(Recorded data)
=== Begin Enclosure ===

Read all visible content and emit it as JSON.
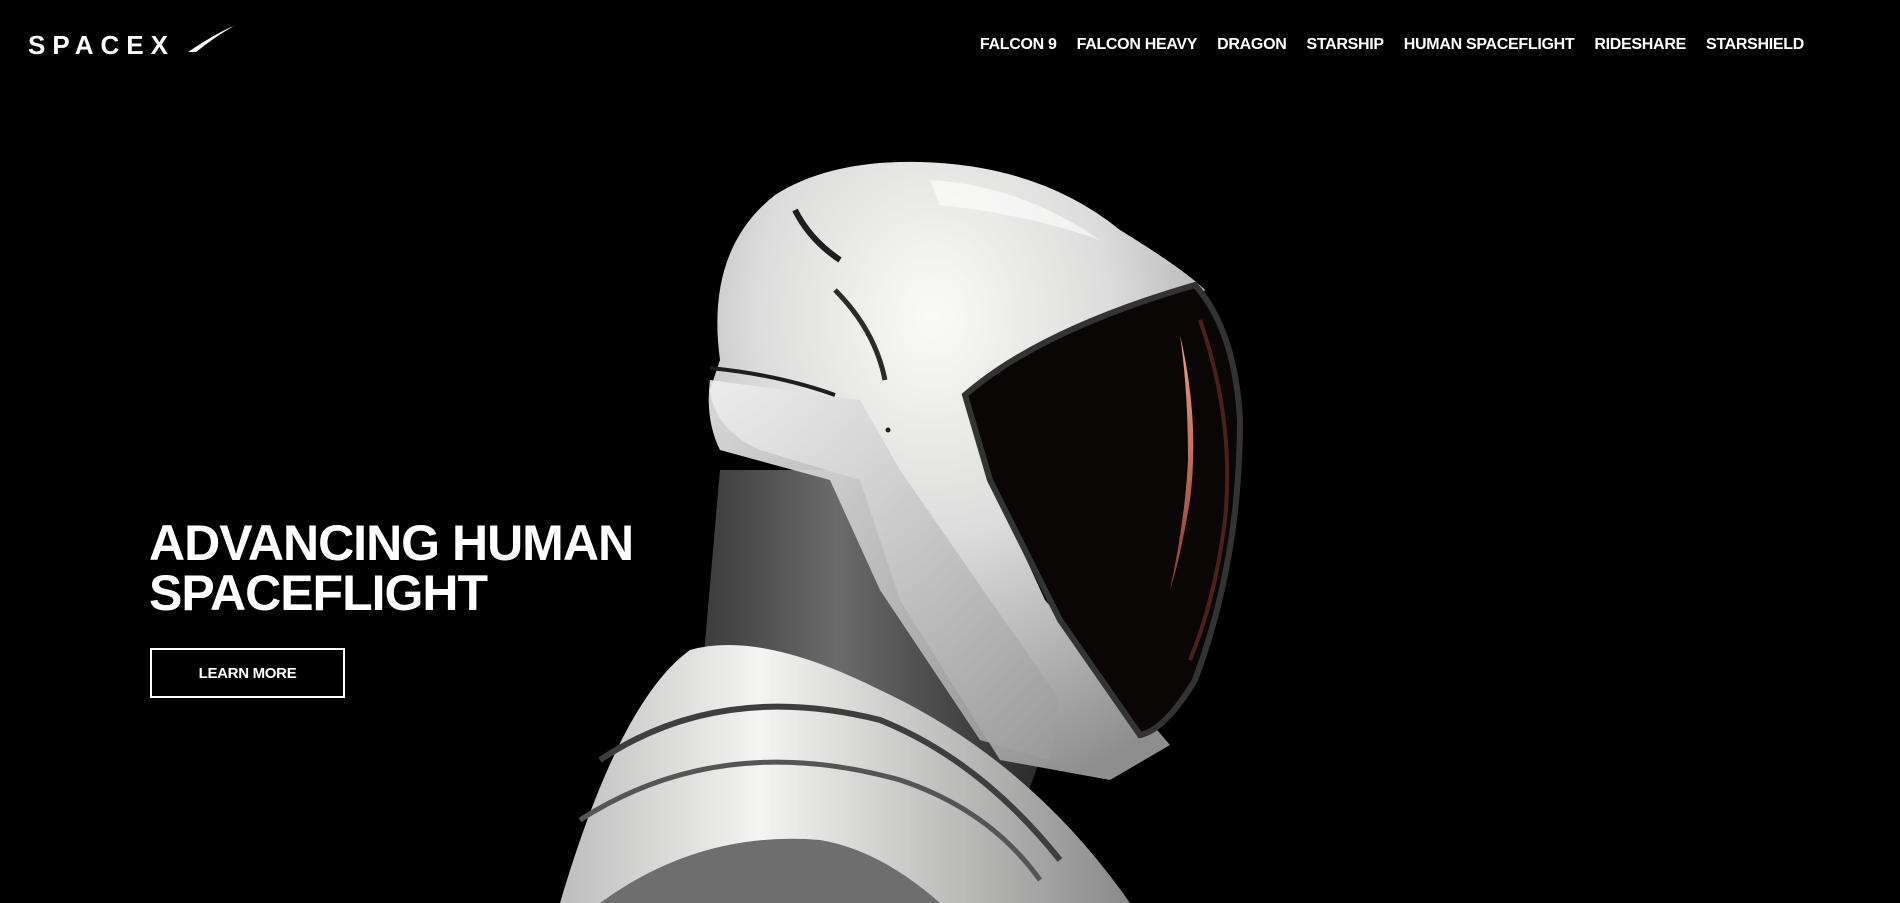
{
  "header": {
    "logo_text": "SPACEX",
    "nav_items": [
      {
        "label": "FALCON 9"
      },
      {
        "label": "FALCON HEAVY"
      },
      {
        "label": "DRAGON"
      },
      {
        "label": "STARSHIP"
      },
      {
        "label": "HUMAN SPACEFLIGHT"
      },
      {
        "label": "RIDESHARE"
      },
      {
        "label": "STARSHIELD"
      }
    ]
  },
  "hero": {
    "title_line1": "ADVANCING HUMAN",
    "title_line2": "SPACEFLIGHT",
    "cta_label": "LEARN MORE",
    "image_subject": "astronaut-helmet-profile"
  },
  "colors": {
    "background": "#000000",
    "text": "#ffffff",
    "suit_white": "#e6e6e6",
    "visor_dark": "#0b0606",
    "visor_glow": "#e08868"
  }
}
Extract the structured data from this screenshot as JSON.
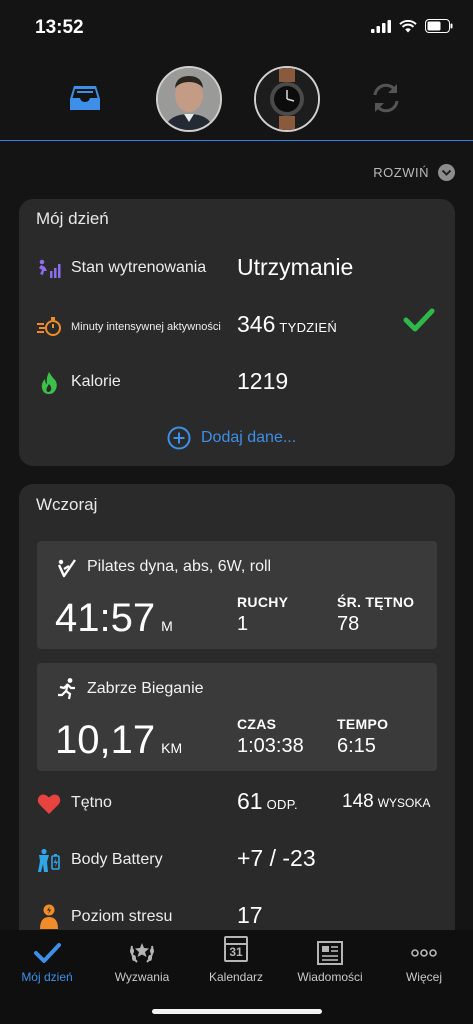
{
  "status_bar": {
    "time": "13:52"
  },
  "header": {
    "expand_label": "ROZWIŃ"
  },
  "my_day": {
    "title": "Mój dzień",
    "rows": [
      {
        "label": "Stan wytrenowania",
        "value": "Utrzymanie",
        "unit": ""
      },
      {
        "label": "Minuty intensywnej aktywności",
        "value": "346",
        "unit": "TYDZIEŃ"
      },
      {
        "label": "Kalorie",
        "value": "1219",
        "unit": ""
      }
    ],
    "add_data": "Dodaj dane..."
  },
  "yesterday": {
    "title": "Wczoraj",
    "activities": [
      {
        "name": "Pilates dyna, abs, 6W, roll",
        "big_value": "41:57",
        "big_unit": "M",
        "stat1_label": "RUCHY",
        "stat1_value": "1",
        "stat2_label": "ŚR. TĘTNO",
        "stat2_value": "78"
      },
      {
        "name": "Zabrze Bieganie",
        "big_value": "10,17",
        "big_unit": "KM",
        "stat1_label": "CZAS",
        "stat1_value": "1:03:38",
        "stat2_label": "TEMPO",
        "stat2_value": "6:15"
      }
    ],
    "rows": [
      {
        "label": "Tętno",
        "value": "61",
        "unit": "ODP.",
        "extra_value": "148",
        "extra_unit": "WYSOKA"
      },
      {
        "label": "Body Battery",
        "value": "+7 / -23"
      },
      {
        "label": "Poziom stresu",
        "value": "17"
      }
    ]
  },
  "tabs": [
    {
      "label": "Mój dzień",
      "icon": "check-icon",
      "active": true
    },
    {
      "label": "Wyzwania",
      "icon": "laurel-icon",
      "active": false
    },
    {
      "label": "Kalendarz",
      "icon": "calendar-icon",
      "active": false,
      "calendar_day": "31"
    },
    {
      "label": "Wiadomości",
      "icon": "newspaper-icon",
      "active": false
    },
    {
      "label": "Więcej",
      "icon": "more-icon",
      "active": false
    }
  ],
  "colors": {
    "accent": "#3d8fe8",
    "check_green": "#2fb84a",
    "training_purple": "#8d6cf0",
    "intensity_orange": "#f28c28",
    "calories_green": "#3cc04a",
    "heart_red": "#e8433f",
    "battery_blue": "#2fa6e8",
    "stress_orange": "#f28c28"
  }
}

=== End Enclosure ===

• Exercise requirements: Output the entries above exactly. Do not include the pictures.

• Result:
Read all visible content and emit it as JSON.
{
  "header": {
    "logo_text": "SPACEX",
    "nav_items": [
      {
        "label": "FALCON 9"
      },
      {
        "label": "FALCON HEAVY"
      },
      {
        "label": "DRAGON"
      },
      {
        "label": "STARSHIP"
      },
      {
        "label": "HUMAN SPACEFLIGHT"
      },
      {
        "label": "RIDESHARE"
      },
      {
        "label": "STARSHIELD"
      }
    ]
  },
  "hero": {
    "title_line1": "ADVANCING HUMAN",
    "title_line2": "SPACEFLIGHT",
    "cta_label": "LEARN MORE",
    "image_subject": "astronaut-helmet-profile"
  },
  "colors": {
    "background": "#000000",
    "text": "#ffffff",
    "suit_white": "#e6e6e6",
    "visor_dark": "#0b0606",
    "visor_glow": "#e08868"
  }
}
Extract the structured data from this screenshot as JSON.
{
  "status_bar": {
    "time": "13:52"
  },
  "header": {
    "expand_label": "ROZWIŃ"
  },
  "my_day": {
    "title": "Mój dzień",
    "rows": [
      {
        "label": "Stan wytrenowania",
        "value": "Utrzymanie",
        "unit": ""
      },
      {
        "label": "Minuty intensywnej aktywności",
        "value": "346",
        "unit": "TYDZIEŃ"
      },
      {
        "label": "Kalorie",
        "value": "1219",
        "unit": ""
      }
    ],
    "add_data": "Dodaj dane..."
  },
  "yesterday": {
    "title": "Wczoraj",
    "activities": [
      {
        "name": "Pilates dyna, abs, 6W, roll",
        "big_value": "41:57",
        "big_unit": "M",
        "stat1_label": "RUCHY",
        "stat1_value": "1",
        "stat2_label": "ŚR. TĘTNO",
        "stat2_value": "78"
      },
      {
        "name": "Zabrze Bieganie",
        "big_value": "10,17",
        "big_unit": "KM",
        "stat1_label": "CZAS",
        "stat1_value": "1:03:38",
        "stat2_label": "TEMPO",
        "stat2_value": "6:15"
      }
    ],
    "rows": [
      {
        "label": "Tętno",
        "value": "61",
        "unit": "ODP.",
        "extra_value": "148",
        "extra_unit": "WYSOKA"
      },
      {
        "label": "Body Battery",
        "value": "+7 / -23"
      },
      {
        "label": "Poziom stresu",
        "value": "17"
      }
    ]
  },
  "tabs": [
    {
      "label": "Mój dzień",
      "icon": "check-icon",
      "active": true
    },
    {
      "label": "Wyzwania",
      "icon": "laurel-icon",
      "active": false
    },
    {
      "label": "Kalendarz",
      "icon": "calendar-icon",
      "active": false,
      "calendar_day": "31"
    },
    {
      "label": "Wiadomości",
      "icon": "newspaper-icon",
      "active": false
    },
    {
      "label": "Więcej",
      "icon": "more-icon",
      "active": false
    }
  ],
  "colors": {
    "accent": "#3d8fe8",
    "check_green": "#2fb84a",
    "training_purple": "#8d6cf0",
    "intensity_orange": "#f28c28",
    "calories_green": "#3cc04a",
    "heart_red": "#e8433f",
    "battery_blue": "#2fa6e8",
    "stress_orange": "#f28c28"
  }
}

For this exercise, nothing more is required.